## [Your task]
Go through the entries, filter for the word "interesting", and copy every line that has it.

App and web page records
┄┄┄┄┄┄┄┄┄┄

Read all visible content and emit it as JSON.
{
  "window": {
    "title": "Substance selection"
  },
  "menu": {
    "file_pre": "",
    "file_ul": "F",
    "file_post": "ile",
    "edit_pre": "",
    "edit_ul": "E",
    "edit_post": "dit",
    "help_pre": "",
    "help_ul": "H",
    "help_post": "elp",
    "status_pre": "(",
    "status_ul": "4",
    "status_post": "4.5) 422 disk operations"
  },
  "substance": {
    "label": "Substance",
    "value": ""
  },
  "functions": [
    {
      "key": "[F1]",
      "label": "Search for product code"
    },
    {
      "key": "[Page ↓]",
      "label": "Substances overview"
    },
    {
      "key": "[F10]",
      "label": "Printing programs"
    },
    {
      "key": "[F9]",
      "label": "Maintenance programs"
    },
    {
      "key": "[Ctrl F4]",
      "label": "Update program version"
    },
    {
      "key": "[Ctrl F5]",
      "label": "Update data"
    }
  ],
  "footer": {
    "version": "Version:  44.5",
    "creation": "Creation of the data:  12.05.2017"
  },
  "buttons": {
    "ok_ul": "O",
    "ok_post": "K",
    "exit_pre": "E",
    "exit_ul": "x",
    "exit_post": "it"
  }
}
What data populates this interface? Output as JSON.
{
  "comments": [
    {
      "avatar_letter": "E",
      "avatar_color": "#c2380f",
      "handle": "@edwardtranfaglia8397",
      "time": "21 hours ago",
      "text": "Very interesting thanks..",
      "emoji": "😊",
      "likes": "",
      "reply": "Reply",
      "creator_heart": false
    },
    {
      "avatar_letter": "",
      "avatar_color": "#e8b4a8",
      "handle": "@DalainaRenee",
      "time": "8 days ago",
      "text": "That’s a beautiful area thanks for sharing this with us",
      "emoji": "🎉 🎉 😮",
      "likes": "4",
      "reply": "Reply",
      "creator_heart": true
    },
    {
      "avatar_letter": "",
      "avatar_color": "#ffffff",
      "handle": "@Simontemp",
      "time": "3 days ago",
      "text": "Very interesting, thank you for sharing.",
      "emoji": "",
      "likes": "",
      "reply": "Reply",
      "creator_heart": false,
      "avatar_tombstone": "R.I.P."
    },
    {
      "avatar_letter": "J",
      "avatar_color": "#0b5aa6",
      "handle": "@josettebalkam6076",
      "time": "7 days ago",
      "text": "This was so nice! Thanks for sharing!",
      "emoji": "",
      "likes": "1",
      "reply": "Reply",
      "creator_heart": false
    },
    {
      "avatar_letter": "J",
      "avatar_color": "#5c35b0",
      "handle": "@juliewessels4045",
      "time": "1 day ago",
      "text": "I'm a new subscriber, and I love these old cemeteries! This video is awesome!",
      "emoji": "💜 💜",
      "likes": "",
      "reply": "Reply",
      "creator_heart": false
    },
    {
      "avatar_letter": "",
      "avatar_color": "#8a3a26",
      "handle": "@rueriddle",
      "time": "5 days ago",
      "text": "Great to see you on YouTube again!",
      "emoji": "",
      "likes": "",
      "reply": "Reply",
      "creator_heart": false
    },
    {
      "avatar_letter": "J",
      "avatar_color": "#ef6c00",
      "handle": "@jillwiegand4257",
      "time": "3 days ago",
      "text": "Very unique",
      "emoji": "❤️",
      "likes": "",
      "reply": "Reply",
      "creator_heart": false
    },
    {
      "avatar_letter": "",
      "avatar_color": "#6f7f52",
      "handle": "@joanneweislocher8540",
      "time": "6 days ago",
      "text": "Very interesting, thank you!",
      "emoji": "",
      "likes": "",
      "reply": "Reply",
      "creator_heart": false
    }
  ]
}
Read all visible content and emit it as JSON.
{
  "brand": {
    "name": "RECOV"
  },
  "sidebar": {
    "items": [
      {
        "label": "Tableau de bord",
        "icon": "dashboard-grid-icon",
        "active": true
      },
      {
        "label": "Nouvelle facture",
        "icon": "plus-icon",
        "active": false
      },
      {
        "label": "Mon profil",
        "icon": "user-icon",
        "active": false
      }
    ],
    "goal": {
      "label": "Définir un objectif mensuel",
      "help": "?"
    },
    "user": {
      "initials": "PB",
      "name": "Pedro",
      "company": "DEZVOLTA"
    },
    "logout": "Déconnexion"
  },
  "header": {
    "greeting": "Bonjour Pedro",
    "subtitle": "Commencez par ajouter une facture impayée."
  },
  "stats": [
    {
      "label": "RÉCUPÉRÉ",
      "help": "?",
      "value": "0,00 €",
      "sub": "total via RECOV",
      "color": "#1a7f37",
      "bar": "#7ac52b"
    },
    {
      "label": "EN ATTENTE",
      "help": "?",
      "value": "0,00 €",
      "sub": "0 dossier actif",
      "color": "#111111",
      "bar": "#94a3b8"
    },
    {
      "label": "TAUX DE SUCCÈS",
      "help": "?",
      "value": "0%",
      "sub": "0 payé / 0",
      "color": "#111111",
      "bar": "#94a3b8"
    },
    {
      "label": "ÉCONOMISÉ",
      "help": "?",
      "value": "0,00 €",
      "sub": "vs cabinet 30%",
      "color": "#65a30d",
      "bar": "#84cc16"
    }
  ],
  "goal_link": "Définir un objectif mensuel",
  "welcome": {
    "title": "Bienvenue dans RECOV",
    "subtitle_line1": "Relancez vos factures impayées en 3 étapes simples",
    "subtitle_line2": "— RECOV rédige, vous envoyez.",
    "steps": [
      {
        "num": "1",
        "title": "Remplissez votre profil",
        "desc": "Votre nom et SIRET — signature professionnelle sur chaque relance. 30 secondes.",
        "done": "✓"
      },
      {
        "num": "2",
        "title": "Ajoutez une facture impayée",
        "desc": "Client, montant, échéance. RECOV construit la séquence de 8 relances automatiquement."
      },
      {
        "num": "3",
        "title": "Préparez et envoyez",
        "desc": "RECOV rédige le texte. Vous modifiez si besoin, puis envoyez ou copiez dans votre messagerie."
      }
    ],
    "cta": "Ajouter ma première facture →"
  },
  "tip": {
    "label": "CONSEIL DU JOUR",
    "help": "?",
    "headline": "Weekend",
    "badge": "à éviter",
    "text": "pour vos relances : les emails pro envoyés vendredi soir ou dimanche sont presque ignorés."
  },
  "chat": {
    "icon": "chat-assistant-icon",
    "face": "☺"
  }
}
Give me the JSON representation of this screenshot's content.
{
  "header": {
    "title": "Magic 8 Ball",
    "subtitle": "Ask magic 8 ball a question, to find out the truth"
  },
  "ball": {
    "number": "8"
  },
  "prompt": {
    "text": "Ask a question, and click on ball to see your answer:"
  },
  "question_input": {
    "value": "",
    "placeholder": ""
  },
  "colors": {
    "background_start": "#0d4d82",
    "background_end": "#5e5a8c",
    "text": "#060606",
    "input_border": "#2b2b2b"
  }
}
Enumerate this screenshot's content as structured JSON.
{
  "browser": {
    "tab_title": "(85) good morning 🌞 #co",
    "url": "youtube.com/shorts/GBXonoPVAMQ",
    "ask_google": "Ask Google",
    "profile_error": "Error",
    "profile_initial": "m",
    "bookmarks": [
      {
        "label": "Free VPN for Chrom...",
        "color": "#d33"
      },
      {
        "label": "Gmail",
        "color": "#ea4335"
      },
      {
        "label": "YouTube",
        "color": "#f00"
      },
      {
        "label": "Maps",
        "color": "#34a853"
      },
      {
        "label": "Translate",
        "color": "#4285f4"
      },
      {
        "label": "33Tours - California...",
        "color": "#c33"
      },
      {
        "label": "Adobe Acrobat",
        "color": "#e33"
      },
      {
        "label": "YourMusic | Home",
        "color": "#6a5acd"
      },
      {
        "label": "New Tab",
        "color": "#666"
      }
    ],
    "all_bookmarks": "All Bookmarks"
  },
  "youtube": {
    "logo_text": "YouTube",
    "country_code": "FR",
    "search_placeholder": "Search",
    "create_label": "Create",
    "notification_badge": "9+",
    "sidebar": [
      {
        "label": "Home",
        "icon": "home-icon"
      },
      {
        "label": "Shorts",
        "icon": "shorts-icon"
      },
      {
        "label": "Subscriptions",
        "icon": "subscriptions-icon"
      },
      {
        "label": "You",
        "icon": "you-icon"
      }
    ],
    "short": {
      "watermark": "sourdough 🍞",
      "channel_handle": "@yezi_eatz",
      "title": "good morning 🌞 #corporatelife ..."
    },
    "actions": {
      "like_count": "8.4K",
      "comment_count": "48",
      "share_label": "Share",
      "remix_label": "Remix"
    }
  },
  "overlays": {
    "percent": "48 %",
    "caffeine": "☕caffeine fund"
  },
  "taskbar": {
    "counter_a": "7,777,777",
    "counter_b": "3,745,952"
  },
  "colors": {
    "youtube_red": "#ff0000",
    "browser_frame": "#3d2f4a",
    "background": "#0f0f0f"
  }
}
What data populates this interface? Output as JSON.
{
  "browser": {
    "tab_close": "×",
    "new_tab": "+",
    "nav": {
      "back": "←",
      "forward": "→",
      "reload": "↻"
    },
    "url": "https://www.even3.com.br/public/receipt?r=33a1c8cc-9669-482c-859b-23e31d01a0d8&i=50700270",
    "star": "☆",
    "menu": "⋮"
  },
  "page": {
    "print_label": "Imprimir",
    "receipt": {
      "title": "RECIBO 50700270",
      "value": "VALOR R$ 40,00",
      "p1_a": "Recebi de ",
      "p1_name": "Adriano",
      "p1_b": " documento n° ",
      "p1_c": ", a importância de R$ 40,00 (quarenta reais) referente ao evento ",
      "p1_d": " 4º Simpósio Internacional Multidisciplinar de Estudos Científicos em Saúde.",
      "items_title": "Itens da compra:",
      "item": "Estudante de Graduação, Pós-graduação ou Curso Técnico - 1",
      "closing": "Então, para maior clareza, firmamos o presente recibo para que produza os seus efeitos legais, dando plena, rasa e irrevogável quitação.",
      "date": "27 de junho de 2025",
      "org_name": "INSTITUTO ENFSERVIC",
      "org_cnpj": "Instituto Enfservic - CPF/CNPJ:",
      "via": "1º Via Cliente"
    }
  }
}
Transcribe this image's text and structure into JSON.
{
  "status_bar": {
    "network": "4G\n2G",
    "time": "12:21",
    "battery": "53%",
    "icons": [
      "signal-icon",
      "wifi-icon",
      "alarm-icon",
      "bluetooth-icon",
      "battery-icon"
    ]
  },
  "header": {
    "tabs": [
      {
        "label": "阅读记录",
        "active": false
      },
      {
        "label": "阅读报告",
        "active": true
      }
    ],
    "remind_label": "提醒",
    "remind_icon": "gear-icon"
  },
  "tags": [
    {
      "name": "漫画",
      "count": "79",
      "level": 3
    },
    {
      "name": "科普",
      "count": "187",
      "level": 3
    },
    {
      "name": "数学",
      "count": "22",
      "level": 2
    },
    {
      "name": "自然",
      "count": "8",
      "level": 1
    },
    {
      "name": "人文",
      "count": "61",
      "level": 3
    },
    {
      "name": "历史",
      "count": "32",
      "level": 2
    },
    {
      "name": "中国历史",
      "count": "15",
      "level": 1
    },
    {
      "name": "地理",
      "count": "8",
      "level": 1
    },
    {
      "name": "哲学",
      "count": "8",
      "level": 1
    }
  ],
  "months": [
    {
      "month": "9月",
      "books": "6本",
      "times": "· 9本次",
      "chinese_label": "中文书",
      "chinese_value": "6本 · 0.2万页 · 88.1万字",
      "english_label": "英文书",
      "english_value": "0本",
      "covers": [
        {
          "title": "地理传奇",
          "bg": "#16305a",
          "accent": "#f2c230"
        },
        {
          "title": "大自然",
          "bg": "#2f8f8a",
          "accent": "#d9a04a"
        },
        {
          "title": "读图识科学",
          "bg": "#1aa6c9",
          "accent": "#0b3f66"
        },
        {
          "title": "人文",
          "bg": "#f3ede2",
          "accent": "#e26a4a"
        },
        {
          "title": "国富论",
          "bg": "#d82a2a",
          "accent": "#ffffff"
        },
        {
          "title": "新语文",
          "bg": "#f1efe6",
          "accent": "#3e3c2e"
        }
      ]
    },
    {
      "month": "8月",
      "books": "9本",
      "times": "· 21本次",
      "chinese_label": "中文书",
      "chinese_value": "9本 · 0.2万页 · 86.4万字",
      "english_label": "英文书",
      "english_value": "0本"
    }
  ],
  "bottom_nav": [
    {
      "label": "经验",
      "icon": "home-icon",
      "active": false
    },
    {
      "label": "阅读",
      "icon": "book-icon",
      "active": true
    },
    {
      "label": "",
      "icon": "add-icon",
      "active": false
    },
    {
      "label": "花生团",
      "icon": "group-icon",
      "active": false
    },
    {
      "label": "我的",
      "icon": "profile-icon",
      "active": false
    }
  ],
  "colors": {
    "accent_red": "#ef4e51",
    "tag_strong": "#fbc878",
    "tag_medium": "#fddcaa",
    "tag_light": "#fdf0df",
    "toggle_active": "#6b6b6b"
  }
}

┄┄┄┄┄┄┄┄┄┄

## [Answer to this problem]
      "text": "Very interesting thanks..",
      "text": "Very interesting, thank you for sharing.",
      "text": "Very interesting, thank you!",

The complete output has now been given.